=== Try it ===
Copy out, from the entries below, each line holding the string "english".

=== Data under study ===

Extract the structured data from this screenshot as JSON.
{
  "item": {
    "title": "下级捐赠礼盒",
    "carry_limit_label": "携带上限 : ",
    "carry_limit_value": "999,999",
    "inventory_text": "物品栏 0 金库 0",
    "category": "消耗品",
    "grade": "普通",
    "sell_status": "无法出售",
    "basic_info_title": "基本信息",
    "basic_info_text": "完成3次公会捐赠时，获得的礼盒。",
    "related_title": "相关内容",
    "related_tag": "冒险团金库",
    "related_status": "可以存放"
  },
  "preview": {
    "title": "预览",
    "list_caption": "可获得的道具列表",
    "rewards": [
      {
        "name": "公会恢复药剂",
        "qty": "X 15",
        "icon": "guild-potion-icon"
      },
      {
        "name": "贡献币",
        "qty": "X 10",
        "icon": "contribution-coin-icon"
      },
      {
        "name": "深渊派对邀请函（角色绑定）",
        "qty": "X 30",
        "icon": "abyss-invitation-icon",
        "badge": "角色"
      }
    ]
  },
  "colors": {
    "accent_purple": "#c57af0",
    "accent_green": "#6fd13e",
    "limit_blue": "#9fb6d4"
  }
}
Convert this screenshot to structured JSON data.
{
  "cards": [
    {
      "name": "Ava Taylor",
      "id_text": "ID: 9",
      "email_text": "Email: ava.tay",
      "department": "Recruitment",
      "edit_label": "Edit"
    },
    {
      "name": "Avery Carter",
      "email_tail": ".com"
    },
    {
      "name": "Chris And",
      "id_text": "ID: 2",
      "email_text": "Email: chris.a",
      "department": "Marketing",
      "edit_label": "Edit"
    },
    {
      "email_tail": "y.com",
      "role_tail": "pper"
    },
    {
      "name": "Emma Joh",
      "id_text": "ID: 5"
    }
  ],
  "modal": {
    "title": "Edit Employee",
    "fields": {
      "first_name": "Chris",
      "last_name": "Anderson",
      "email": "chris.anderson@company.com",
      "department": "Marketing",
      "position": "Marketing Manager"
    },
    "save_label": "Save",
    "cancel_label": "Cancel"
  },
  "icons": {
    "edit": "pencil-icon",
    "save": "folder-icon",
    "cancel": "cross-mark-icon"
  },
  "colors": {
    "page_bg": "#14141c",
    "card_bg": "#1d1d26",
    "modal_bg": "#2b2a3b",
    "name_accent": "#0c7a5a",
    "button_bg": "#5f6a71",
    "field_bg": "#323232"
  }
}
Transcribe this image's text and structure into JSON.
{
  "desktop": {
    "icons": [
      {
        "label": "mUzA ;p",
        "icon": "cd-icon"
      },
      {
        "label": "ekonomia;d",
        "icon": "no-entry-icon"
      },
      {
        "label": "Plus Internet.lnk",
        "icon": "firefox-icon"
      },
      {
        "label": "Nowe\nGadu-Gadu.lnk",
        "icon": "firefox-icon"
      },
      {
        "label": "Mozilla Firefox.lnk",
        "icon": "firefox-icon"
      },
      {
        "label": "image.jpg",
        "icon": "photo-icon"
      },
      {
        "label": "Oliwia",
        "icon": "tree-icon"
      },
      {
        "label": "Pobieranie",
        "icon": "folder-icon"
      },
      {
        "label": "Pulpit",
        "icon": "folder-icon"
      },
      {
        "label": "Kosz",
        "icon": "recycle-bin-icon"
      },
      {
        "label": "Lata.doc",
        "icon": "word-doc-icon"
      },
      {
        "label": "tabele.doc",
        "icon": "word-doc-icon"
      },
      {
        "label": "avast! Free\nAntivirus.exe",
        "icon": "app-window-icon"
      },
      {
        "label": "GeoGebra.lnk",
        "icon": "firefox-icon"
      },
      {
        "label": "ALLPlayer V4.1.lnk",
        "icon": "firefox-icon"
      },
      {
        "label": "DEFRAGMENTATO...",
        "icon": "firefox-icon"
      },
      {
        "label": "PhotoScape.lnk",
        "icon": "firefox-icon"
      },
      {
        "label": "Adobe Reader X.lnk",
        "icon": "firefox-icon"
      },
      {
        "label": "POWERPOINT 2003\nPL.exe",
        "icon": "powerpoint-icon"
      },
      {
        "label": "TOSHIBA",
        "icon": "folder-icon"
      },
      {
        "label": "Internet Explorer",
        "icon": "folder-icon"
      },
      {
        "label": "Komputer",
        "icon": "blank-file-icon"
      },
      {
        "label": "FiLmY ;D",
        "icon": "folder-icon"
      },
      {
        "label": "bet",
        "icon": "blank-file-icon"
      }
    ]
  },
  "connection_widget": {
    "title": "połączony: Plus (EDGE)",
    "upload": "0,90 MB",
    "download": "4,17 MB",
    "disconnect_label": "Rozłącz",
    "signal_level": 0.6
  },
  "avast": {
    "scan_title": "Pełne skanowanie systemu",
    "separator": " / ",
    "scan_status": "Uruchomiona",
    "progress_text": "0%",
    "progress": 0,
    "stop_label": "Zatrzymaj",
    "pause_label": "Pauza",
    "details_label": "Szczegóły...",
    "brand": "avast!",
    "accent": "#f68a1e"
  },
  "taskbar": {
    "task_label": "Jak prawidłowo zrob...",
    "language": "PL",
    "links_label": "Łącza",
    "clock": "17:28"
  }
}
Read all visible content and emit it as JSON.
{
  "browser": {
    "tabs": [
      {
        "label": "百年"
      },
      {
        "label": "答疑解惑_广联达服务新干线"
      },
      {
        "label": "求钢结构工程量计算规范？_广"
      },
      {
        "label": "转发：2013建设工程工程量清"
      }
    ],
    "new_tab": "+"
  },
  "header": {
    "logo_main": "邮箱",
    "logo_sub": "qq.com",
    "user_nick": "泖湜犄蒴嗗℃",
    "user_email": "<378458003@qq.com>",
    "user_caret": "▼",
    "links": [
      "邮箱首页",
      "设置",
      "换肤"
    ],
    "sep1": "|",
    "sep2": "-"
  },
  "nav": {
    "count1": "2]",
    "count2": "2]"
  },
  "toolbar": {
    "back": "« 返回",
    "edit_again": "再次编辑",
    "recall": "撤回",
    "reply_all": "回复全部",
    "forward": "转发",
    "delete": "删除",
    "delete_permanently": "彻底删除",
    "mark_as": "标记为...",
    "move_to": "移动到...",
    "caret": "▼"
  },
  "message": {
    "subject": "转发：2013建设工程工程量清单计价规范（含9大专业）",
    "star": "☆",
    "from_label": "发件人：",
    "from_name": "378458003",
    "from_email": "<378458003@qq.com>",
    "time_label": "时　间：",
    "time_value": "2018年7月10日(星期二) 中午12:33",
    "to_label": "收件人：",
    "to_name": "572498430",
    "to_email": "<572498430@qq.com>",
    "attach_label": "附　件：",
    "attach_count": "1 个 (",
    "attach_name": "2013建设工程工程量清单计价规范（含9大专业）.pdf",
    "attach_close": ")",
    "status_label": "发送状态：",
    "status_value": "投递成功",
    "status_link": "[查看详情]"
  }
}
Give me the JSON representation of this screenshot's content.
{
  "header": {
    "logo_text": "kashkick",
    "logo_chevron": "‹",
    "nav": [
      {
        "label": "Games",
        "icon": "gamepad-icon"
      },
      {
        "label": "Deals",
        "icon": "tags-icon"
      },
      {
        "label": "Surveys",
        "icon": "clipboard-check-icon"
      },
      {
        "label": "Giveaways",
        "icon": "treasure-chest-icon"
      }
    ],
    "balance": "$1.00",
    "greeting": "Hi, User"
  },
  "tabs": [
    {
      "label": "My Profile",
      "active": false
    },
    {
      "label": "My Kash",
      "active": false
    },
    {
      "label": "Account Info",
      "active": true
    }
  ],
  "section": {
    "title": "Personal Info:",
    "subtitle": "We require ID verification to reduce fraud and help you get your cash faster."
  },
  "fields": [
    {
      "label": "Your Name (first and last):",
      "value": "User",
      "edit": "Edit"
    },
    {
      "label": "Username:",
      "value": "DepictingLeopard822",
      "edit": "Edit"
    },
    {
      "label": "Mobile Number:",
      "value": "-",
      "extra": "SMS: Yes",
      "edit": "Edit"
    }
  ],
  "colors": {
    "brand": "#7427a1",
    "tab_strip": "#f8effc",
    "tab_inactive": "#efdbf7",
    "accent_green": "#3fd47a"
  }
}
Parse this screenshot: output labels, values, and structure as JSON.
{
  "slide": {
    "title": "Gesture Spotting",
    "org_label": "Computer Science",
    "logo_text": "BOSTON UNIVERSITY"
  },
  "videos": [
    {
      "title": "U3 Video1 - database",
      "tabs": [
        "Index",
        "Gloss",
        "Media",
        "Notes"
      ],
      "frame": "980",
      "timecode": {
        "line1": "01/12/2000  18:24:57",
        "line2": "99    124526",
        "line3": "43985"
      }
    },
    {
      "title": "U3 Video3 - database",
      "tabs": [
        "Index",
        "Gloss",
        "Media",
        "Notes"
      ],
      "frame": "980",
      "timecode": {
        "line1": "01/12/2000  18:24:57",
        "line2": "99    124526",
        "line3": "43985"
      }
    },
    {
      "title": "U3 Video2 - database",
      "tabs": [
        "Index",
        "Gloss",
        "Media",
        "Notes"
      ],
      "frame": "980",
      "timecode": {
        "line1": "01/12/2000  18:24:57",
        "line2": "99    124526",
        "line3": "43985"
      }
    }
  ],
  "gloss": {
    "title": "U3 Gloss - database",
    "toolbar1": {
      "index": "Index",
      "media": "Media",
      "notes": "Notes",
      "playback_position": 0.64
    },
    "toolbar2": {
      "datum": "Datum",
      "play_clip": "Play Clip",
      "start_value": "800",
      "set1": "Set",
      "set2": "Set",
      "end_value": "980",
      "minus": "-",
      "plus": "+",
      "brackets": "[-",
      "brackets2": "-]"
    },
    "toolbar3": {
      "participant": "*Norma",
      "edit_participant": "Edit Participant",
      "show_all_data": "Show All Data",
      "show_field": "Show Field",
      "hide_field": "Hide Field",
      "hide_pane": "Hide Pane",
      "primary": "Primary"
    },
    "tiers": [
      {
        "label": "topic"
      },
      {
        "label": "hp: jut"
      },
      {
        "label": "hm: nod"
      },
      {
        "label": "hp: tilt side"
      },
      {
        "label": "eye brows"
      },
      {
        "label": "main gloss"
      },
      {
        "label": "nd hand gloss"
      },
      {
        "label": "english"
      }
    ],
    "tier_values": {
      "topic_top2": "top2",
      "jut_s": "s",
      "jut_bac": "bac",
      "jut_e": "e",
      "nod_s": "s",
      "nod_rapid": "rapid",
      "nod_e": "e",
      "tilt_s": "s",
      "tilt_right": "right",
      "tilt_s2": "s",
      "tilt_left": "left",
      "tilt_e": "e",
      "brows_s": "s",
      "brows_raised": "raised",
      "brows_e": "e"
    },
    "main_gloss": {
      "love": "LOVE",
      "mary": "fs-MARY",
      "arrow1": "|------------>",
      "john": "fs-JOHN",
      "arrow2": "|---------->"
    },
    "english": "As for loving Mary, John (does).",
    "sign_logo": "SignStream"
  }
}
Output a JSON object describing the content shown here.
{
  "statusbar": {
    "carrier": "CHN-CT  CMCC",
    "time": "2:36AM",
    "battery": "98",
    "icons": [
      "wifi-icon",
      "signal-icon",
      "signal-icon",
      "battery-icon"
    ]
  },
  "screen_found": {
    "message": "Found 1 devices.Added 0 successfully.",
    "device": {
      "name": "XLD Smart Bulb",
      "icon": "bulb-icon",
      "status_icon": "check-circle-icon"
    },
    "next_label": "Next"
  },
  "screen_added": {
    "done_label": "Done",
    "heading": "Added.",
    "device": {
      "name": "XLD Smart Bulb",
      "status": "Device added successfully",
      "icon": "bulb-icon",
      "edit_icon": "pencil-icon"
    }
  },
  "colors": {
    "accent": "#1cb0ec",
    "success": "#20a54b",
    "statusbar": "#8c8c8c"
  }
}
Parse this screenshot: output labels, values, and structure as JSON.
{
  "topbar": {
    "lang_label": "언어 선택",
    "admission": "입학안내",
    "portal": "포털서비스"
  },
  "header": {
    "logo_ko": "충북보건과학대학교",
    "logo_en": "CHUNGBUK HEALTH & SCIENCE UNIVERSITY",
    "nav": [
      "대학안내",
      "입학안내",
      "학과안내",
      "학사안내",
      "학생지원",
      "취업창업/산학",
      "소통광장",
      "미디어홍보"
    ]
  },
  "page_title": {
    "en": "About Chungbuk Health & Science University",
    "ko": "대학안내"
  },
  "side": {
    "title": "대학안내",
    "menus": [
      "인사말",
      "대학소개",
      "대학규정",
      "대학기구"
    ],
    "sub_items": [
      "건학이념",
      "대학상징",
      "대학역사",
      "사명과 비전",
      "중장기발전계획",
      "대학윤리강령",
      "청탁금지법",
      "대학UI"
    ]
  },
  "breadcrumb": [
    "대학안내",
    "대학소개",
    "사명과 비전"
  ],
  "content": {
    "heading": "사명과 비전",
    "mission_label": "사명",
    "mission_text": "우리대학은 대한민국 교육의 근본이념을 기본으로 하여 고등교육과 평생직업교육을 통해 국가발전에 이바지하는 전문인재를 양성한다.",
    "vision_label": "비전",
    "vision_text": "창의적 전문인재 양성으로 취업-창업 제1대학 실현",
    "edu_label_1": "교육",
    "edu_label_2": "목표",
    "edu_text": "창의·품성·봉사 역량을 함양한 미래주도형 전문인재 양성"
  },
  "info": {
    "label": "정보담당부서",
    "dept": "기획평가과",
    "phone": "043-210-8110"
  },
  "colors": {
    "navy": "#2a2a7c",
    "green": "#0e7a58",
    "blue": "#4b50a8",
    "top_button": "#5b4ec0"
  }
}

=== Your response ===
        "label": "english"
    "english": "As for loving Mary, John (does).",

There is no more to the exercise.